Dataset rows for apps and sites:
───
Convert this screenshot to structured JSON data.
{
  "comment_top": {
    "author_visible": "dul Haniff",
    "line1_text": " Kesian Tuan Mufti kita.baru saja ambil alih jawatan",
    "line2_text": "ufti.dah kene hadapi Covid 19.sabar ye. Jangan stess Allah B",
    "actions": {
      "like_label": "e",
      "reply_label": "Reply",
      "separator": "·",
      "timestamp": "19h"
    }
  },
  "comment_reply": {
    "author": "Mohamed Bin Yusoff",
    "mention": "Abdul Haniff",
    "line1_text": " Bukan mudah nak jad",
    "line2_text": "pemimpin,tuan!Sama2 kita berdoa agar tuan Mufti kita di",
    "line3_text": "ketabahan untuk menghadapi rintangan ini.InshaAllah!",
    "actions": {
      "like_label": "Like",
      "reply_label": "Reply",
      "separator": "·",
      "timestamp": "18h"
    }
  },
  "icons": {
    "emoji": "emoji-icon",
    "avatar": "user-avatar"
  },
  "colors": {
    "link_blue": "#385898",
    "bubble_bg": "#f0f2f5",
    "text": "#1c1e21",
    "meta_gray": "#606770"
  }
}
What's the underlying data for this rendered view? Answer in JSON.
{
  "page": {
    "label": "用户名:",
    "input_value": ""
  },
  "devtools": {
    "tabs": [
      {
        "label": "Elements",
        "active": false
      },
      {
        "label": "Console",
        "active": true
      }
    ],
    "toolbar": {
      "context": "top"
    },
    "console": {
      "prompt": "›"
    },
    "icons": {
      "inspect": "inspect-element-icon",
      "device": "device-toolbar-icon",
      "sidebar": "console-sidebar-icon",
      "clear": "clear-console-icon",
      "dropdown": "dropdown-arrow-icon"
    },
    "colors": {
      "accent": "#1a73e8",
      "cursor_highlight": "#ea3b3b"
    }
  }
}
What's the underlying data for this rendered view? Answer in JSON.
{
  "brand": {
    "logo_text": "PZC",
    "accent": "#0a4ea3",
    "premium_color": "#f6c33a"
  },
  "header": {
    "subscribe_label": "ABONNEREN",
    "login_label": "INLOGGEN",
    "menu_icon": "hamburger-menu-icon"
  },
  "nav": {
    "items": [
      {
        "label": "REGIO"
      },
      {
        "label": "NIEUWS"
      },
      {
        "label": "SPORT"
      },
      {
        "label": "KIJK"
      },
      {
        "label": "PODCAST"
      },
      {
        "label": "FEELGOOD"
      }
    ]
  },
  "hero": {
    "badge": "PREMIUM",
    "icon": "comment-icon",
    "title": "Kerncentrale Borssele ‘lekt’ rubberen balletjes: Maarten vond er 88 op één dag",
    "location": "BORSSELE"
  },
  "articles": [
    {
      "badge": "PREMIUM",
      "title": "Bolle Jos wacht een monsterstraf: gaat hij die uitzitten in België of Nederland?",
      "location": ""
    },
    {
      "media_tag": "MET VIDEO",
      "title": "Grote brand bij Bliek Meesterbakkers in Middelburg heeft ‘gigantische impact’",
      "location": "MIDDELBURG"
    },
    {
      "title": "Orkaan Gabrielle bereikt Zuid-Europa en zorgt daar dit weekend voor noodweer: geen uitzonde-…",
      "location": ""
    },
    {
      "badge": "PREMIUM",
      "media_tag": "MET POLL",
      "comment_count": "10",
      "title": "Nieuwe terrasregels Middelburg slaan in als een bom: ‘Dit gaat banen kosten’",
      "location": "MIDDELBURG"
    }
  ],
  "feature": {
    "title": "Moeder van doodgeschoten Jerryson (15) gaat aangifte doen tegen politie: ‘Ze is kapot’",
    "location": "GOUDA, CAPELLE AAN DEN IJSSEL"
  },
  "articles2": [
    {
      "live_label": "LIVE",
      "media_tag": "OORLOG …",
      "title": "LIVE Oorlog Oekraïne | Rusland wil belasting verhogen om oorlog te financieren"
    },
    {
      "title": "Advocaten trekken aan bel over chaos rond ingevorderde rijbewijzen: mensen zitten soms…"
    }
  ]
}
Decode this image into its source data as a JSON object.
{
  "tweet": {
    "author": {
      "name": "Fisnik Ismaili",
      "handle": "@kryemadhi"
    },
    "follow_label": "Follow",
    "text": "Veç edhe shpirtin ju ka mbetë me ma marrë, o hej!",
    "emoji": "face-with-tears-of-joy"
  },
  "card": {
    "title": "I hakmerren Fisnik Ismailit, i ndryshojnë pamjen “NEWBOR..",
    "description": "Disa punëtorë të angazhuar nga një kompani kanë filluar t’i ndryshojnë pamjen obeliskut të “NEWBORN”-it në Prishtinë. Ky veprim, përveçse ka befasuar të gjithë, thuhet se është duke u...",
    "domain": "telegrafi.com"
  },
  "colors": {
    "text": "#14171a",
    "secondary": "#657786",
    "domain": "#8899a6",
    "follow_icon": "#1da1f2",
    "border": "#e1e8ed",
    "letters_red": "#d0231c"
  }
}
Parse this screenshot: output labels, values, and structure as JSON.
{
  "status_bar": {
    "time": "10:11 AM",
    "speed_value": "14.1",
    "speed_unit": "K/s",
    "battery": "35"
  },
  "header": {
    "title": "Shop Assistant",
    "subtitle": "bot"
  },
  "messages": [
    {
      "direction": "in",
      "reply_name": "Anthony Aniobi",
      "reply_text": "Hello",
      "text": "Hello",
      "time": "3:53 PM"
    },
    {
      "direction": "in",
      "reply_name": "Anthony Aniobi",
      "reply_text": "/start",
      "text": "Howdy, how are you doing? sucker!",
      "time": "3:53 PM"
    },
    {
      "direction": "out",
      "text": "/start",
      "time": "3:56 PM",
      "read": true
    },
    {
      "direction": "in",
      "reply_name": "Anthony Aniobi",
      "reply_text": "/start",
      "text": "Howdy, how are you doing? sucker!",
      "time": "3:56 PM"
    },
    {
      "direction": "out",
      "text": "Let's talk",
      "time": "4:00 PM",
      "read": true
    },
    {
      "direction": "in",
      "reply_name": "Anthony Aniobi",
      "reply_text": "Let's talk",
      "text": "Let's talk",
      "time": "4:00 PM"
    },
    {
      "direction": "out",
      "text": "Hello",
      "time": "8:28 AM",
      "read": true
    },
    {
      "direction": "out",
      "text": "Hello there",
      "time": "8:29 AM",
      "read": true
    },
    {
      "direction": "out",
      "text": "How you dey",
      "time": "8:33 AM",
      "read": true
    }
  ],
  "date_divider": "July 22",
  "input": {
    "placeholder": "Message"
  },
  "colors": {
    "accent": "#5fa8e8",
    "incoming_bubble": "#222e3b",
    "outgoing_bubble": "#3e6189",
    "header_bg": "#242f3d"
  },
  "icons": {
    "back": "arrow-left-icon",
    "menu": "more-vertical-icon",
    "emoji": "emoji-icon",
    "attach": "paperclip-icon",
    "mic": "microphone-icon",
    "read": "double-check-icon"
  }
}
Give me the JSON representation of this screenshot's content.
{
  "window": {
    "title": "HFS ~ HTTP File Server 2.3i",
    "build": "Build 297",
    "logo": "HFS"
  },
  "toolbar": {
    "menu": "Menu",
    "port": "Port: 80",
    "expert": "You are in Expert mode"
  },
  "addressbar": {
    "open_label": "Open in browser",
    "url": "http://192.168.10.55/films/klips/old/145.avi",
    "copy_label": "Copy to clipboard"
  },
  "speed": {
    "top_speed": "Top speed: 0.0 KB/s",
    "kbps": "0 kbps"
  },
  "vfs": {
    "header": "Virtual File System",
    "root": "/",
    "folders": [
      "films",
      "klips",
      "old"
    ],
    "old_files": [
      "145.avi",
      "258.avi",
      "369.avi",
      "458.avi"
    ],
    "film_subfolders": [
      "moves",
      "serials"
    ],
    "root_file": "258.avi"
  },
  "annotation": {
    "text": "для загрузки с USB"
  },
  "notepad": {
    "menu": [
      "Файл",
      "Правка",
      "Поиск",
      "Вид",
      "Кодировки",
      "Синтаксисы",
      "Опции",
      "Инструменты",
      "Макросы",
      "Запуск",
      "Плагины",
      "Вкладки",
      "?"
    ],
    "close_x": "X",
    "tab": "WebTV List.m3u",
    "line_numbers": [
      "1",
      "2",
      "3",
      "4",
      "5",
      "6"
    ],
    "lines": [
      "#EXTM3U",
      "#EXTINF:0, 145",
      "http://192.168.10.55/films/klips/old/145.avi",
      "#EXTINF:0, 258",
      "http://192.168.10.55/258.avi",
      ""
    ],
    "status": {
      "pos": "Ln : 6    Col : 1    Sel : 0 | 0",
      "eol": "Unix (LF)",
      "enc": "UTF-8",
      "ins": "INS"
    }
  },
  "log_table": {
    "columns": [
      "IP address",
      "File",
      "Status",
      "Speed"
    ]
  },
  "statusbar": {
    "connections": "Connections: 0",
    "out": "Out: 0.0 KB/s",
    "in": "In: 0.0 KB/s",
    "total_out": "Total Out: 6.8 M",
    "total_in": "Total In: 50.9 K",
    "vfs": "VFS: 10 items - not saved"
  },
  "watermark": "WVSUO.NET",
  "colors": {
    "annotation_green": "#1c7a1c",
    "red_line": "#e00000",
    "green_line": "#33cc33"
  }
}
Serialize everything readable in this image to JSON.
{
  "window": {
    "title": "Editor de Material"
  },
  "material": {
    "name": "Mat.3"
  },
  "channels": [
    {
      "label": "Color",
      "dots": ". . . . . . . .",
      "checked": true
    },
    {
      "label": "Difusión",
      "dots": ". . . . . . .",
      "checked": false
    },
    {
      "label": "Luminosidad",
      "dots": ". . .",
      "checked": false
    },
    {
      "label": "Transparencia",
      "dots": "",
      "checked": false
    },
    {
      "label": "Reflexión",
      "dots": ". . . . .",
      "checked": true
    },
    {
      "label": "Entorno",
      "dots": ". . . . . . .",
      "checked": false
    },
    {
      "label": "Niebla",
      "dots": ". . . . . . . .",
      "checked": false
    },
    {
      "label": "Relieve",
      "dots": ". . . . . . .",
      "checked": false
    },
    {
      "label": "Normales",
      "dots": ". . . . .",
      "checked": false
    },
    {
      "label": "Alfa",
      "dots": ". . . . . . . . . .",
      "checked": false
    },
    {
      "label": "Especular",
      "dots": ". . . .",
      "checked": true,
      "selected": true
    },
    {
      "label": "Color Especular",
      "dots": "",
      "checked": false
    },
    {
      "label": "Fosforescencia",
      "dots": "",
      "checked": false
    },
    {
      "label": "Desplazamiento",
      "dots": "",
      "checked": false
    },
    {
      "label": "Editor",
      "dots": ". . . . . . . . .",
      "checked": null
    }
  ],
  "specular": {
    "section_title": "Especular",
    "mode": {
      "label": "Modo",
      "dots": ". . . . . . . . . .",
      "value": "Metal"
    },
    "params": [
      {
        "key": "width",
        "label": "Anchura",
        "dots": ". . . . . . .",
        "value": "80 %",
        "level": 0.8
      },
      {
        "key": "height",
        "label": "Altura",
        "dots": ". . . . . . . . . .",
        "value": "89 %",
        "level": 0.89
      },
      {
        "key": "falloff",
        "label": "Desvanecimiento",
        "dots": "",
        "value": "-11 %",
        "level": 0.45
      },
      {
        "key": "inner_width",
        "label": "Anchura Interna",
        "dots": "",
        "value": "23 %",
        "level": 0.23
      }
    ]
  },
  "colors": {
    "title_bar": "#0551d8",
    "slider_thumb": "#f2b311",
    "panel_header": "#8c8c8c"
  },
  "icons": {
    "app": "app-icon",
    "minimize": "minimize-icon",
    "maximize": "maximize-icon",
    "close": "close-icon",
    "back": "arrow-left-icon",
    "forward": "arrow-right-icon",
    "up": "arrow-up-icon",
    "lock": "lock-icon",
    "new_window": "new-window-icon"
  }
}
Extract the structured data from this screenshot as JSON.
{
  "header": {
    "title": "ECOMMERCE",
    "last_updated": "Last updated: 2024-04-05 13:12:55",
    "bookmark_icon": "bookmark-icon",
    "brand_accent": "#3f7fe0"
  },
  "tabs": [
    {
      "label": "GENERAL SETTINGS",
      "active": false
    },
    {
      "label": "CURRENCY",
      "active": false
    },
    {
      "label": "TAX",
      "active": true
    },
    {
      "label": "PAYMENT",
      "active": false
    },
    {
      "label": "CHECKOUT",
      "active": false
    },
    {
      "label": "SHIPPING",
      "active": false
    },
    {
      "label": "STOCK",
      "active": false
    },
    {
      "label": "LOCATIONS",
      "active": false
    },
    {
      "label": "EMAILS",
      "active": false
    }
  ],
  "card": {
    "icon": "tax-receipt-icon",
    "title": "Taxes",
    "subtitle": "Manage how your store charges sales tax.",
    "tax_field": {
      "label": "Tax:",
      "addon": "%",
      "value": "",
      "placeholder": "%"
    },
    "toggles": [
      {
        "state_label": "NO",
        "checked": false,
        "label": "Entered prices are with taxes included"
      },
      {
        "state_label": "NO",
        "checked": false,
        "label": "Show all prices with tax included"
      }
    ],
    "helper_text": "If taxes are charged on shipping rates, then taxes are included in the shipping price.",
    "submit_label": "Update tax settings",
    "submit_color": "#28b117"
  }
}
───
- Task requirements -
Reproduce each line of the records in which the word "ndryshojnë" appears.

- Reply -
    "title": "I hakmerren Fisnik Ismailit, i ndryshojnë pamjen “NEWBOR..",
    "description": "Disa punëtorë të angazhuar nga një kompani kanë filluar t’i ndryshojnë pamjen obeliskut të “NEWBORN”-it në Prishtinë. Ky veprim, përveçse ka befasuar të gjithë, thuhet se është duke u...",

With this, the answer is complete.